Cookies on this website

We use cookies to ensure that we give you the best experience on our website. If you click 'Accept all cookies' we'll assume that you are happy to receive all cookies and you won't see this message again. If you click 'Reject all non-essential cookies' only necessary cookies providing core functionality such as security, network management, and accessibility will be enabled. Click 'Find out more' for information on how to change your cookie settings.

Despite its status as a general assumption, the idea that mood disturbance is associated with reduced complexity of cognitive representations has received little in the way of empirical support. It is suggested that this may arise because of a failure to make distinctions concerning the severity and type of mood disturbance, as well as not being specific about what the representations actually refer to. Using repertory grid methodology (Bieri et al., 1966) with a group of moderately mood-disturbed 'worriers', results showed that this group are significantly more complex than matched controls, but only for representations concerned with themselves. Moreover, this was related to chronic rather than current mood disturbance.
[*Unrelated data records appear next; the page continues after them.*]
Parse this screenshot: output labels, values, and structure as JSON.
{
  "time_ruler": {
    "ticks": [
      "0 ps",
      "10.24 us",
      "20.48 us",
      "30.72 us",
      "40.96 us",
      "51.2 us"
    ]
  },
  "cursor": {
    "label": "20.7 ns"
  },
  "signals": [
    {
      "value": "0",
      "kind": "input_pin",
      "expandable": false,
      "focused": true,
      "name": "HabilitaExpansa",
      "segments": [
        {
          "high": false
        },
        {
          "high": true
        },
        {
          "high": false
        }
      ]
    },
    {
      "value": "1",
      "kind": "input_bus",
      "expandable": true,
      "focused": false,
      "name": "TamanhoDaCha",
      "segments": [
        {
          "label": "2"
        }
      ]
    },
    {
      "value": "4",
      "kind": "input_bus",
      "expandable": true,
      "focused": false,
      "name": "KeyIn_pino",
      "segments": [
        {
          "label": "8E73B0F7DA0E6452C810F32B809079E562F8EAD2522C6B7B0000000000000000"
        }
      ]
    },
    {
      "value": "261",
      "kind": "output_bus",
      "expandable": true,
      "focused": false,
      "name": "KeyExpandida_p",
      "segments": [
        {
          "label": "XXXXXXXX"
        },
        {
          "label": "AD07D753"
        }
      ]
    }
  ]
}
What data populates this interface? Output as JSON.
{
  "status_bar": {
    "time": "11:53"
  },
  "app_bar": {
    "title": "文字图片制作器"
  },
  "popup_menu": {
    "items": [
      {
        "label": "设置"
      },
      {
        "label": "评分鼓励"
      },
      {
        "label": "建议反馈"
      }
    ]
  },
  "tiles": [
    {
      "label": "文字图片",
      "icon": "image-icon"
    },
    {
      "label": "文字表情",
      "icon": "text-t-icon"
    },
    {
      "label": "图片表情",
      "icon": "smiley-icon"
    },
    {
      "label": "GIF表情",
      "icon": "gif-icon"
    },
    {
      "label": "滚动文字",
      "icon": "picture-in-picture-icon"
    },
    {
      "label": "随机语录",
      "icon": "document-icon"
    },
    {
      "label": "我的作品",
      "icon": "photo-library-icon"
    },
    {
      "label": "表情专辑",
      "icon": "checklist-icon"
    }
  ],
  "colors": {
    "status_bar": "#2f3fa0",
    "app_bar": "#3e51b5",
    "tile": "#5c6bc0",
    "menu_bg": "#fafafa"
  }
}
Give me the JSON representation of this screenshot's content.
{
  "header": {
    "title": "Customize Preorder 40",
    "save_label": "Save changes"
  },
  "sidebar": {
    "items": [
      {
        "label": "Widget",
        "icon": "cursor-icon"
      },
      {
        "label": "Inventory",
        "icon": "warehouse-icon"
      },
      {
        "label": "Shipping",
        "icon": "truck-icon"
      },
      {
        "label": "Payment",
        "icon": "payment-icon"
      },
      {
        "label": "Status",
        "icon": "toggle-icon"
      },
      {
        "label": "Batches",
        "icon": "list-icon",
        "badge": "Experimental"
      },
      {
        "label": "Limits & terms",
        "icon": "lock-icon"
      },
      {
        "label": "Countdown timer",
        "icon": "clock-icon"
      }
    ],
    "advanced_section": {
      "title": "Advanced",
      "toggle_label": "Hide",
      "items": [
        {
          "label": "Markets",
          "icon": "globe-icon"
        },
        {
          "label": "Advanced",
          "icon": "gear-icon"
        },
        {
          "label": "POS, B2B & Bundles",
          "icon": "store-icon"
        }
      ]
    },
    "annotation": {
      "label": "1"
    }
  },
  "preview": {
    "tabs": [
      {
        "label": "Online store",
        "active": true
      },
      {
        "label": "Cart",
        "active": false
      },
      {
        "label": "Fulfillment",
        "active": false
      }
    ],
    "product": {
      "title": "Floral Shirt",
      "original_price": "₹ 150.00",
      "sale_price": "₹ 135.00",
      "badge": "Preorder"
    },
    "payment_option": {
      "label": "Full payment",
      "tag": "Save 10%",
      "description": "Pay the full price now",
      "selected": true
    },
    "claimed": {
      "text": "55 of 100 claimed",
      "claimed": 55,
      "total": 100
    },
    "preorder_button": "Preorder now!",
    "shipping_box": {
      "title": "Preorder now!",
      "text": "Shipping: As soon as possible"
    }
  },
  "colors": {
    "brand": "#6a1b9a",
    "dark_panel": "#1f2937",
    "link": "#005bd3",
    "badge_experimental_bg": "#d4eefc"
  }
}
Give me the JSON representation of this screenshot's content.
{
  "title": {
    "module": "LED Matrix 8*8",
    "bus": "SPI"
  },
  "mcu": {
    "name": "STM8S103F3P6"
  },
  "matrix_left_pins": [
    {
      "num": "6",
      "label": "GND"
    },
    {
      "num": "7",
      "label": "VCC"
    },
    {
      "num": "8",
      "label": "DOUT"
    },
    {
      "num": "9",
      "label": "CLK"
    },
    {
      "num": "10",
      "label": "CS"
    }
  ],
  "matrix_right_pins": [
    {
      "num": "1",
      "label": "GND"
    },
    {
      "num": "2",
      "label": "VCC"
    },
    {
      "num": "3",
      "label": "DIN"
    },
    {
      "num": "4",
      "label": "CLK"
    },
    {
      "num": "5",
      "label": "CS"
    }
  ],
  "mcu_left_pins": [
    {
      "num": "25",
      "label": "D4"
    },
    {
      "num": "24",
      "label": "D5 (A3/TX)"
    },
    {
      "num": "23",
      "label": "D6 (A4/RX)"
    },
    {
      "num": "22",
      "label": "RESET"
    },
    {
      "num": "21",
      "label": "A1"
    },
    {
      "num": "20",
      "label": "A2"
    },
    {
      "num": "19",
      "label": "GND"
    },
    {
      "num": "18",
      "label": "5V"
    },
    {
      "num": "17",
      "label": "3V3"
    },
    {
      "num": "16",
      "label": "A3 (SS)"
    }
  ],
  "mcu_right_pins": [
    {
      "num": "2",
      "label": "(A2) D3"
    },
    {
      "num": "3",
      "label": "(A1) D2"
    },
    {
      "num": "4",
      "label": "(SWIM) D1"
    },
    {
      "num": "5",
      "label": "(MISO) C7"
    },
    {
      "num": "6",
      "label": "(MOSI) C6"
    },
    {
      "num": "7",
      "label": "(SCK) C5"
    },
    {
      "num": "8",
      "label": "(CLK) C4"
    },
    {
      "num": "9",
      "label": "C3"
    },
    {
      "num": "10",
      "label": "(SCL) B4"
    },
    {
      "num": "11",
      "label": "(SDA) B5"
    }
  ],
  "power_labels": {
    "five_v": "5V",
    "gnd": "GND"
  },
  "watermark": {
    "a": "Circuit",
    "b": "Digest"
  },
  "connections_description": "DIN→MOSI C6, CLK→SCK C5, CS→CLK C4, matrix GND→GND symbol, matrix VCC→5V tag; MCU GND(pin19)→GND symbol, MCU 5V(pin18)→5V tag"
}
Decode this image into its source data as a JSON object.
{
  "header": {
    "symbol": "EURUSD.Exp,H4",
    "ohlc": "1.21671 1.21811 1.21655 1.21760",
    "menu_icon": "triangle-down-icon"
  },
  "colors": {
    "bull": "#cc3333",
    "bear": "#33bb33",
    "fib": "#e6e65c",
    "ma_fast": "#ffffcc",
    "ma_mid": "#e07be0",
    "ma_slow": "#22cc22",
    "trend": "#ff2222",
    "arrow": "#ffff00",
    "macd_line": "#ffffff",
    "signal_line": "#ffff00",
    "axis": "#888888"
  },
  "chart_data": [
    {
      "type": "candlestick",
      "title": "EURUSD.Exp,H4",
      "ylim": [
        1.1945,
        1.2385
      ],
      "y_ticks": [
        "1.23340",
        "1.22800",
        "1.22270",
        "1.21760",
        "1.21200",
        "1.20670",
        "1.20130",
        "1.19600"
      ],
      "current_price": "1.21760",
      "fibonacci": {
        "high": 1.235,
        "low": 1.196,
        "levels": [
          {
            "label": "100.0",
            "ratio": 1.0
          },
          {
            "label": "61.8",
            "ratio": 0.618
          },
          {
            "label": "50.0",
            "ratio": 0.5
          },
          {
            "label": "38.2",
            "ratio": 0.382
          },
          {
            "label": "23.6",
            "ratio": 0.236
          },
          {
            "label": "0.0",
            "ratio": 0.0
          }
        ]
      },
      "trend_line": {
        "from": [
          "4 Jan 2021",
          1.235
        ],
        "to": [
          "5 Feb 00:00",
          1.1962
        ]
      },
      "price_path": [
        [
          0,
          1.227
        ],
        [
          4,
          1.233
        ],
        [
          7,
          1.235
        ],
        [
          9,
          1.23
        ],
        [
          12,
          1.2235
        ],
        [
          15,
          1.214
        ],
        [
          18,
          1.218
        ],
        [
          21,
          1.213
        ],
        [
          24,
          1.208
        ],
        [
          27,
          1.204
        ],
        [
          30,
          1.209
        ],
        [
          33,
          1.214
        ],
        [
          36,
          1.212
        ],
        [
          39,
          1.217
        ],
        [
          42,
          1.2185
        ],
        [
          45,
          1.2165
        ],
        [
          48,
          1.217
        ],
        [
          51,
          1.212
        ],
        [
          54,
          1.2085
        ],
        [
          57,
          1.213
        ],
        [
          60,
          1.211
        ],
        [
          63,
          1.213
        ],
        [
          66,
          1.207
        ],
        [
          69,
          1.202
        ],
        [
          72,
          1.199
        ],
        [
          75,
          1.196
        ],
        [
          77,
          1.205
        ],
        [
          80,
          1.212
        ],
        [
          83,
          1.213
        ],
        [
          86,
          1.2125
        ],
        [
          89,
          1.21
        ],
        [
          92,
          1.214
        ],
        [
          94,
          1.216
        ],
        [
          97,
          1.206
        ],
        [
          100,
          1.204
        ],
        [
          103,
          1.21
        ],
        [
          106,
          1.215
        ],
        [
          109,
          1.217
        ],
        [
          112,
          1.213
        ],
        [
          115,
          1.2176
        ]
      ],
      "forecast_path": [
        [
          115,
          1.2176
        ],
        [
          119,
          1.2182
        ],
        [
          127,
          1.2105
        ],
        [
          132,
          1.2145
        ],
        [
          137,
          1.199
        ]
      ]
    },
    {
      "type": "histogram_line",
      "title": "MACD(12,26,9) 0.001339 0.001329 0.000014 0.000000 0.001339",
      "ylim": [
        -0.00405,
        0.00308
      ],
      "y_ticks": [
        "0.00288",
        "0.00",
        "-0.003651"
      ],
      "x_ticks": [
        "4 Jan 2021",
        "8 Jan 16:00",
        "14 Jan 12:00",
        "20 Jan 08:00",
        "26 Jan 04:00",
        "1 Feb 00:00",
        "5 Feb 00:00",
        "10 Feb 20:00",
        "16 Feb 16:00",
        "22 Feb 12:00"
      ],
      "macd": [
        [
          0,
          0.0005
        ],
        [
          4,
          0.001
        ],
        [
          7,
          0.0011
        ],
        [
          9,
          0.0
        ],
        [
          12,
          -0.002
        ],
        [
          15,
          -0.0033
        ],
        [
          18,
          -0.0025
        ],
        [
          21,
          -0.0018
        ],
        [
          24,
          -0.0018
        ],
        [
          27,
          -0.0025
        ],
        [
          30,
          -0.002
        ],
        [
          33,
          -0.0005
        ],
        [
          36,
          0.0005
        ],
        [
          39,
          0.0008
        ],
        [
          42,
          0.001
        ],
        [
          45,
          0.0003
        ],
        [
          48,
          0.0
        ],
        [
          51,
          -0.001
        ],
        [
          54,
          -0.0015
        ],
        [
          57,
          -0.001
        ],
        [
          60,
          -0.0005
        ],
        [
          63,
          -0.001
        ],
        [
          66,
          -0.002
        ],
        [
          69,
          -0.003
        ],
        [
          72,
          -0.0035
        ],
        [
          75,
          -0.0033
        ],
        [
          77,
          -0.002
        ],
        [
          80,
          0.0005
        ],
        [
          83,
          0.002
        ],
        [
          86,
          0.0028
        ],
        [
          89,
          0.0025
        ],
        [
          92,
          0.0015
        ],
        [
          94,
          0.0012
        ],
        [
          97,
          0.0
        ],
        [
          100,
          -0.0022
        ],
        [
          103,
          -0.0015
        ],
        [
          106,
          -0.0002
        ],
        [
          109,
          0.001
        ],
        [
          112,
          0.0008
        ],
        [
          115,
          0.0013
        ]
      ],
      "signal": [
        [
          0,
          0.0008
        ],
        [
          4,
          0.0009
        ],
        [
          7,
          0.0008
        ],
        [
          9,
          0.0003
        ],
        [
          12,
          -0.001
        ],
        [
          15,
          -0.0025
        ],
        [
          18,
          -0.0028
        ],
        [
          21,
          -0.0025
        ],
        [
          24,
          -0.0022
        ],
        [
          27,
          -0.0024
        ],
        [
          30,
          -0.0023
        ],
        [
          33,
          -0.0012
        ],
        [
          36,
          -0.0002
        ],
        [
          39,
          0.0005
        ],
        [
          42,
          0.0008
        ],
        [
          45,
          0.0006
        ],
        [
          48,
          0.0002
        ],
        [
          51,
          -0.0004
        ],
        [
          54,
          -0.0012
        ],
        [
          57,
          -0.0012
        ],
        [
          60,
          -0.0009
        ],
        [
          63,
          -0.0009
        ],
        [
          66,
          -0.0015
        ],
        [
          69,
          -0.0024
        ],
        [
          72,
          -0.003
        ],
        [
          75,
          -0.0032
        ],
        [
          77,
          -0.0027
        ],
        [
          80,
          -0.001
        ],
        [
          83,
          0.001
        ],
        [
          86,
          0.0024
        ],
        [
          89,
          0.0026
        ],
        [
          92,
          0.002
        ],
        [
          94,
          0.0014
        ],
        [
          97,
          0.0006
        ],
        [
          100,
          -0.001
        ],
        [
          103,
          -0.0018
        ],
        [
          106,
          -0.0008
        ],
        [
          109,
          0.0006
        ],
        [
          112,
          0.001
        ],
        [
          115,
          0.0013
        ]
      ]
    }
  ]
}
The results are interpreted as indicating that cognitive complexity may follow an inverted-U pattern, where the self-representations of severely mood-disturbed and control subjects, although differing in valence, are similar in their lack of complexity. On the other hand, those who are chronically but moderately disturbed are, as a result of their ongoing tendency towards introspection, more complex in their self-representations. Possible implications for vulnerability to emotional disorder are discussed.


Journal article


Br J Med Psychol

Publication Date



64 ( Pt 2)


179 - 188


Adaptation, Psychological, Anxiety, Depression, Female, Humans, Interpersonal Relations, Male, Middle Aged, Personality Inventory, Self Concept, Social Perception